Myrtle Beach is delaying a final decision on rules for moped rentals after several business owners complained to council Tuesday that the ordinance did not consider the economics of rental shops.
David Stone, who owns Go Fast Scooters and Sunshine Scooters, said that the freeze was enacted at a time when many businesses are re-building inventory after a slow winter.
“For the city council to dictate what we can and can’t do is overstepping their boundary,” Stone told The Sun News. “From the first meeting to the second meeting, there were a few members that kind of recanted.”
On April 25, city council passed the first reading of the law as officials said that moped riders broke traffic laws and caused chaos during Myrtle Beach’s unexpectedly busy Easter weekend. That law immediately froze any business from expanding its moped and golf cart inventory, and city officials said they would take the next year to find ways to reduce the total amount of mopeds operating as rental vehicles in the city.
Never miss a local story.
But Stone and others argued that enacting the freeze in the spring, as they were beginning to stock up for tourist season, was unfair. A rush of people applied to register vehicles after the first vote, City Manager John Pedersen said, and Myrtle Beach erroneously issued 112 new decals to rental companies in that roughly two-week period.
He also said that reckless driving issues should be fixed with more enforcement.
“The policing isn’t happening correctly,” he said. “Everything out there that you guys oppose, there is a law currently on the books with a penalty that deals with that.”
But Councilwoman Mary Jeffcoat said police officers in any number would have struggled to deal with the scores of riders who zipped down bike lanes and sidewalks Easter weekend.
“I don’t know how 100 police officers could have policed the problem,” she said.
Still, Stone’s arguments about the detriment to his business proved persuasive to several council members.
“These folks have already invested an enormous amount of money and they invested it before they knew this was going to take place,” Councilman Mike Lowder said.
Councilman Wayne Gray said he wanted to allow businesses to reach their maximum amount of vehicles on the road from last year, but, “I just don’t know how to fairly get to that number.”

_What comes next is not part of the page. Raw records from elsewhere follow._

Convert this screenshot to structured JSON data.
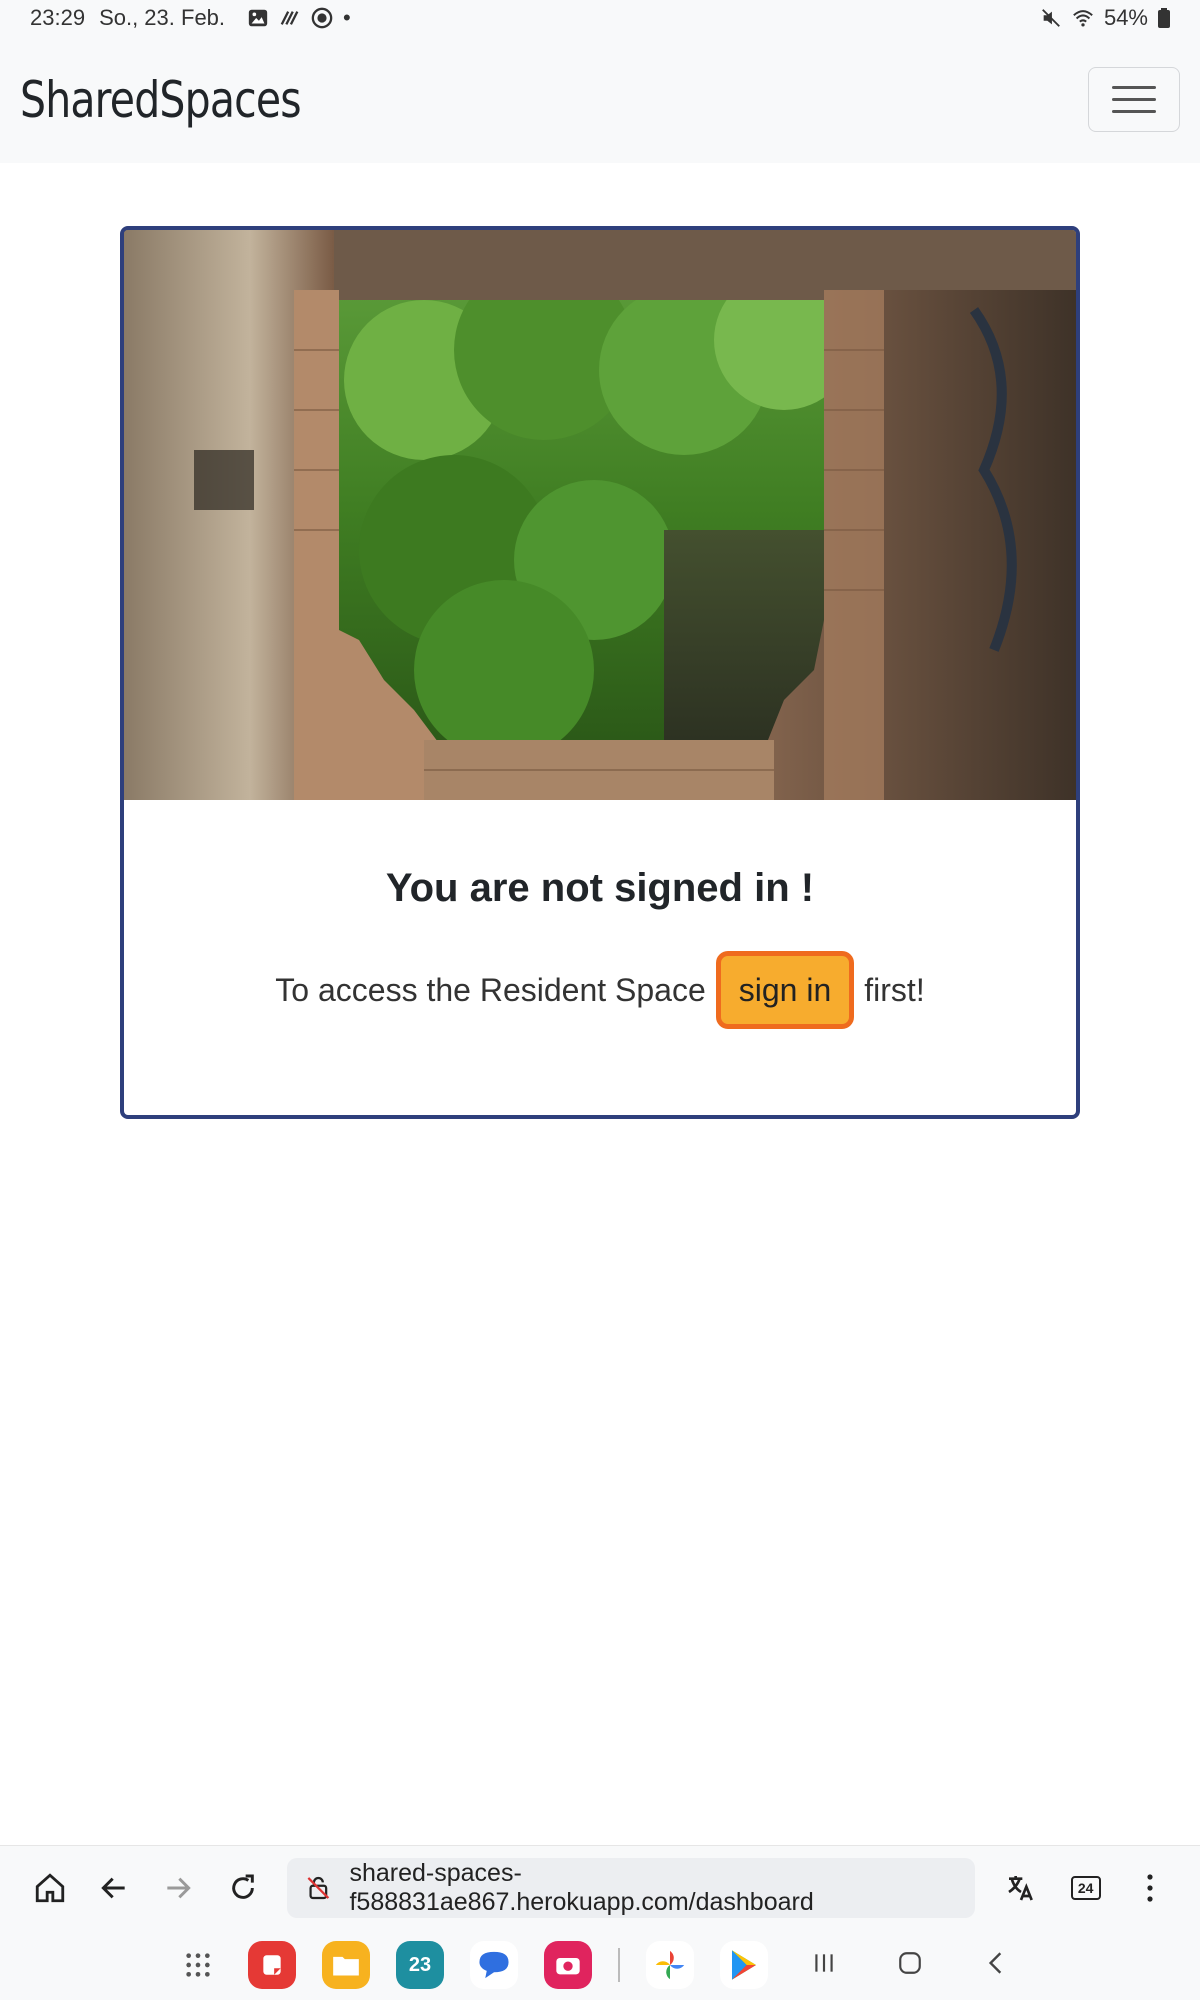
{
  "status_bar": {
    "time": "23:29",
    "date": "So., 23. Feb.",
    "battery": "54%"
  },
  "navbar": {
    "brand": "SharedSpaces"
  },
  "card": {
    "title": "You are not signed in !",
    "text_before": "To access the Resident Space",
    "button_label": "sign in",
    "text_after": "first!"
  },
  "browser": {
    "url": "shared-spaces-f588831ae867.herokuapp.com/dashboard",
    "tab_count": "24"
  },
  "dock": {
    "calendar_day": "23"
  },
  "colors": {
    "card_border": "#2e3f7c",
    "button_bg": "#f7ac2e",
    "button_border": "#ef6b1e"
  }
}
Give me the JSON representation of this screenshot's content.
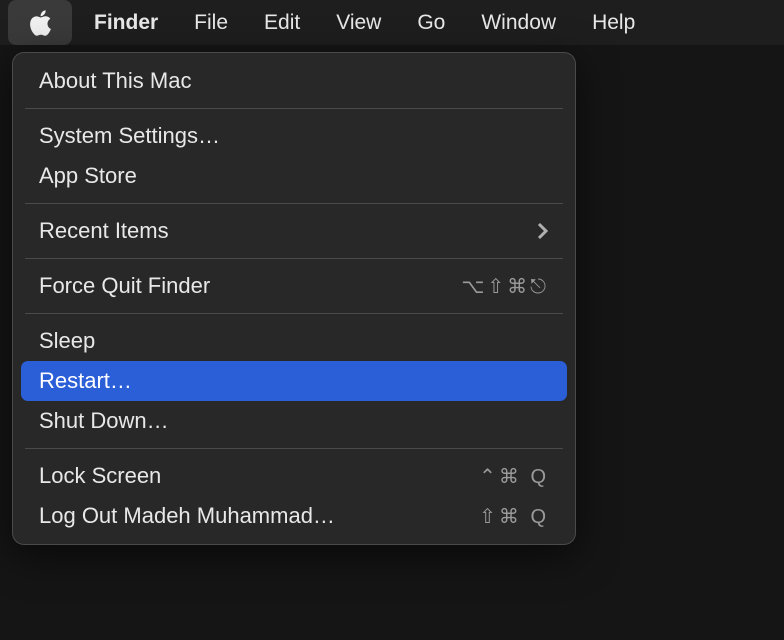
{
  "menubar": {
    "apple": "apple-logo",
    "app": "Finder",
    "items": [
      "File",
      "Edit",
      "View",
      "Go",
      "Window",
      "Help"
    ]
  },
  "apple_menu": {
    "about": "About This Mac",
    "system_settings": "System Settings…",
    "app_store": "App Store",
    "recent_items": "Recent Items",
    "force_quit": "Force Quit Finder",
    "force_quit_shortcut": "⌥⇧⌘⎋",
    "sleep": "Sleep",
    "restart": "Restart…",
    "shutdown": "Shut Down…",
    "lock_screen": "Lock Screen",
    "lock_screen_shortcut": "⌃⌘ Q",
    "logout": "Log Out Madeh Muhammad…",
    "logout_shortcut": "⇧⌘ Q"
  },
  "highlighted_item": "restart"
}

Bayliss Spivey, of the Myrtle Beach KOA campground, presented a different issue to council. The regulations have unfairly affected his golf cart rental business, he said, arguing that he rented only to residents of the camping area.

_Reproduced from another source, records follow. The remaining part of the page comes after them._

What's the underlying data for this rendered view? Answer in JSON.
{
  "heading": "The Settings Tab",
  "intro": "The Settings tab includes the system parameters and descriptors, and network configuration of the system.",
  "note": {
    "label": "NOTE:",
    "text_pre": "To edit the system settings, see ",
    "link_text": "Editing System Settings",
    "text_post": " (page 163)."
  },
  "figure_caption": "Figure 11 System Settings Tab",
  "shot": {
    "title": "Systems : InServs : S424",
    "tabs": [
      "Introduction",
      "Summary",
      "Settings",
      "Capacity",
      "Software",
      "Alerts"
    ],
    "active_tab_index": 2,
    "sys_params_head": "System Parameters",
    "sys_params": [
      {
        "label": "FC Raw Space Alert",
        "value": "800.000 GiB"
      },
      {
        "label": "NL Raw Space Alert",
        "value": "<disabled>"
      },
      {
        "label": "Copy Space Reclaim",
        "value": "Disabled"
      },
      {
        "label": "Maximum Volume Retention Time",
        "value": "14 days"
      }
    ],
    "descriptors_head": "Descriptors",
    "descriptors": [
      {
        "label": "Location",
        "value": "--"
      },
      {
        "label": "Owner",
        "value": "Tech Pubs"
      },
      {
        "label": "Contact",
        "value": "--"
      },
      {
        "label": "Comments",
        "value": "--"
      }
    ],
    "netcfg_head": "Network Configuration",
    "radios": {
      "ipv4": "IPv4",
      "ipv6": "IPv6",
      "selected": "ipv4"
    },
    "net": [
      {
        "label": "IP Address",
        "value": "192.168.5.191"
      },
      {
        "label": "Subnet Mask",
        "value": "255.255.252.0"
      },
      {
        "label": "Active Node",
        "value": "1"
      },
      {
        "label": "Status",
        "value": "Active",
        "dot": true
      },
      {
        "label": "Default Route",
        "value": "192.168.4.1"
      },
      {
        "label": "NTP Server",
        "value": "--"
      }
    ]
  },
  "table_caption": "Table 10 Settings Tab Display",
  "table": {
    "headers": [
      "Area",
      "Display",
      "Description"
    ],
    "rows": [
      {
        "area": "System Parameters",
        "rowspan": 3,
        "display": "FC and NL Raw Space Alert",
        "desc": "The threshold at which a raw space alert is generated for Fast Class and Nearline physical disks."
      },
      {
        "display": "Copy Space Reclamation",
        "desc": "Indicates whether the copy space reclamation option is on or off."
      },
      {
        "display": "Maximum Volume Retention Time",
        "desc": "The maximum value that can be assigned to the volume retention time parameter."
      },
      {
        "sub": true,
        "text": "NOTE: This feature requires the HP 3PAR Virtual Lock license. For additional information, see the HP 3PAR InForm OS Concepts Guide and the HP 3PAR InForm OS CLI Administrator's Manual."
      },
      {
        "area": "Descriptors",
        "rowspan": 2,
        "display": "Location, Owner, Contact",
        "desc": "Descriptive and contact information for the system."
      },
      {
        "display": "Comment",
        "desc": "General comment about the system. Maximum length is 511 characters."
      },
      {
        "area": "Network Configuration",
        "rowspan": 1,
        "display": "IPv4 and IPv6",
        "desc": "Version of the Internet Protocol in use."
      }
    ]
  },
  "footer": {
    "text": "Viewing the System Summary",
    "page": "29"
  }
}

“We’ve got a whole different situation going on with the campground,” Spivey told city council. “We have a tremendous amount more recourse” to control the drivers.
Ultimately, city council delayed the measure’s final vote until its next regularly scheduled meeting. Pedersen also said he would direct staff to allow business owners to replace their rental vehicles if one breaks or is stolen.

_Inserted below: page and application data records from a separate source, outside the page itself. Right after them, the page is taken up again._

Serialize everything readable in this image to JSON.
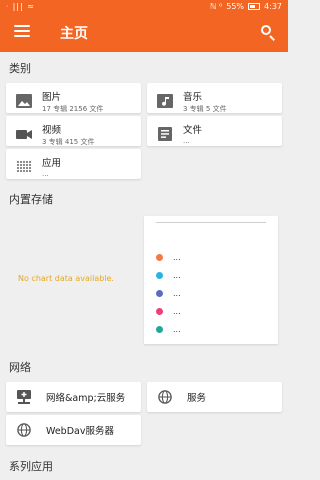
{
  "status_bar": {
    "left": "ᐧ |||  ≈",
    "signal": "ℕ ⁰",
    "battery": "55%",
    "time": "4:37"
  },
  "app_bar": {
    "title": "主页",
    "accent": "#f26522"
  },
  "categories": {
    "title": "类别",
    "items": [
      {
        "name": "图片",
        "sub": "17 专辑 2156 文件",
        "icon": "image-icon"
      },
      {
        "name": "音乐",
        "sub": "3 专辑 5 文件",
        "icon": "music-note-icon"
      },
      {
        "name": "视频",
        "sub": "3 专辑 415 文件",
        "icon": "videocam-icon"
      },
      {
        "name": "文件",
        "sub": "...",
        "icon": "document-icon"
      },
      {
        "name": "应用",
        "sub": "...",
        "icon": "apps-grid-icon"
      }
    ]
  },
  "storage": {
    "title": "内置存储",
    "no_data": "No chart data available.",
    "legend": [
      {
        "label": "...",
        "color": "#f4794a"
      },
      {
        "label": "...",
        "color": "#27b5e0"
      },
      {
        "label": "...",
        "color": "#5c6bc0"
      },
      {
        "label": "...",
        "color": "#ec407a"
      },
      {
        "label": "...",
        "color": "#26a69a"
      }
    ]
  },
  "network": {
    "title": "网络",
    "items": [
      {
        "name": "网络&amp;云服务",
        "icon": "network-computer-icon"
      },
      {
        "name": "服务",
        "icon": "globe-icon"
      },
      {
        "name": "WebDav服务器",
        "icon": "globe-icon"
      }
    ]
  },
  "series_apps": {
    "title": "系列应用"
  }
}
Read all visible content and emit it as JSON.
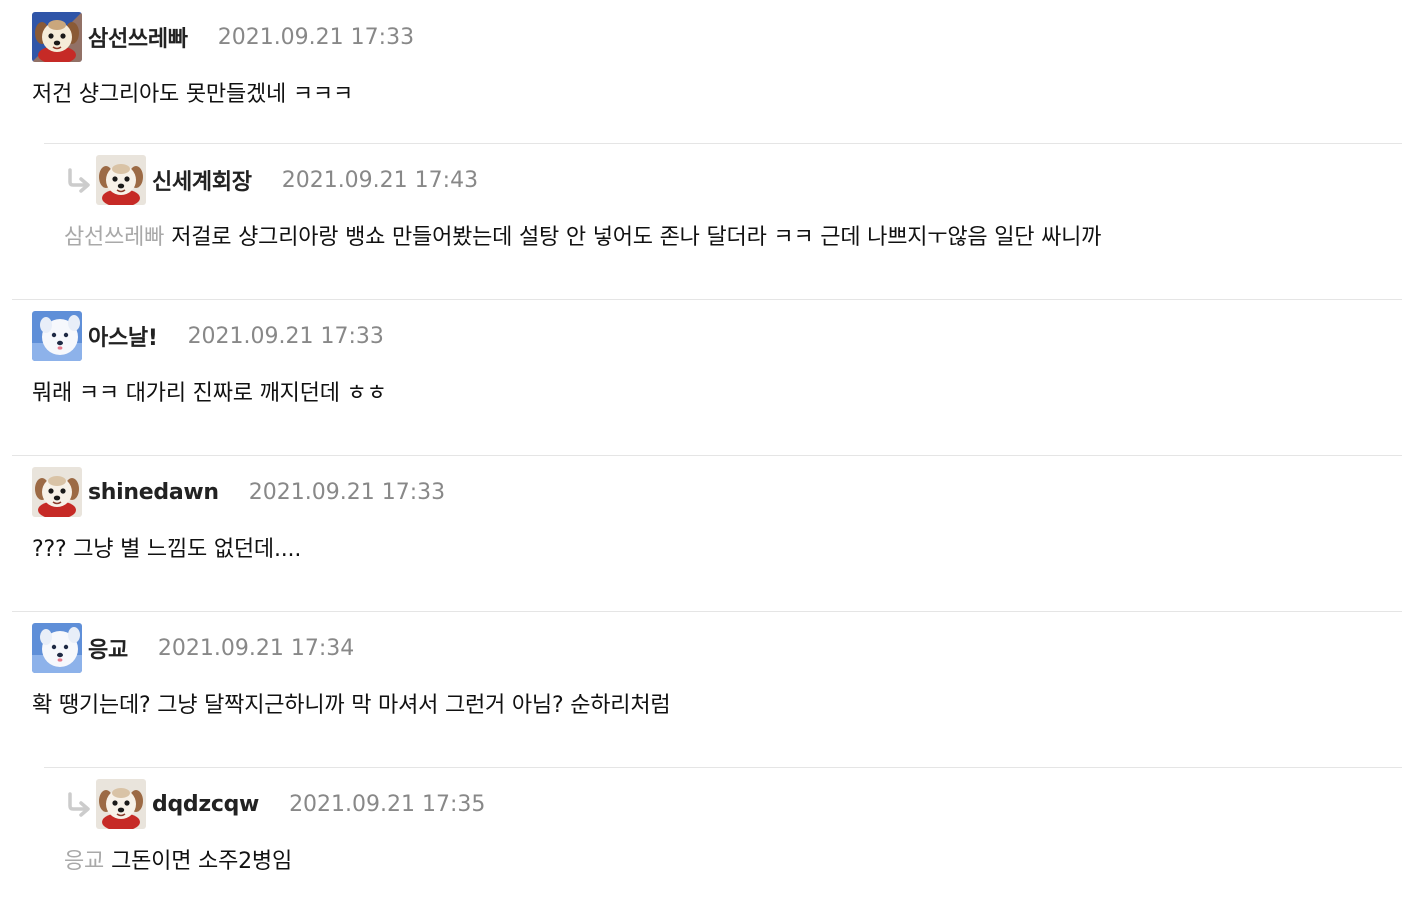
{
  "comments": [
    {
      "nickname": "삼선쓰레빠",
      "date": "2021.09.21 17:33",
      "text": "저건 샹그리아도 못만들겠네 ㅋㅋㅋ",
      "avatar": "puppy-red-scarf-blue-bg"
    },
    {
      "nickname": "신세계회장",
      "date": "2021.09.21 17:43",
      "mention": "삼선쓰레빠",
      "text": "저걸로 샹그리아랑 뱅쇼 만들어봤는데 설탕 안 넣어도 존나 달더라 ㅋㅋ 근데 나쁘지ㅜ않음 일단 싸니까",
      "avatar": "puppy-red-scarf"
    },
    {
      "nickname": "아스날!",
      "date": "2021.09.21 17:33",
      "text": "뭐래 ㅋㅋ 대가리 진짜로 깨지던데 ㅎㅎ",
      "avatar": "white-dog-blue-bg"
    },
    {
      "nickname": "shinedawn",
      "date": "2021.09.21 17:33",
      "text": "??? 그냥 별 느낌도 없던데....",
      "avatar": "puppy-red-scarf"
    },
    {
      "nickname": "응교",
      "date": "2021.09.21 17:34",
      "text": "확 땡기는데? 그냥 달짝지근하니까 막 마셔서 그런거 아님? 순하리처럼",
      "avatar": "white-dog-blue-bg"
    },
    {
      "nickname": "dqdzcqw",
      "date": "2021.09.21 17:35",
      "mention": "응교",
      "text": "그돈이면 소주2병임",
      "avatar": "puppy-red-scarf"
    }
  ],
  "icons": {
    "reply": "reply-arrow-icon"
  },
  "colors": {
    "nickname": "#222222",
    "date": "#888888",
    "mention": "#a9a9a9",
    "divider": "#e5e5e5"
  }
}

Also on Tuesday, the council approved first reading of another ordinance that will significantly affect Ocean Boulevard – the rules bar shops from 6th Avenue South to 16th Avenue North from selling drug paraphernalia, sexual items and weapons.
The zoning change will not go into immediate effect. City council directed the city manager to make sure that Planning Commission, which will next consider the measure, to work with local businesses as they prepare a recommendation on the ordinance.
“They must do it with cooperation of some individual retail stores working with them,” Mayor John Rhodes said.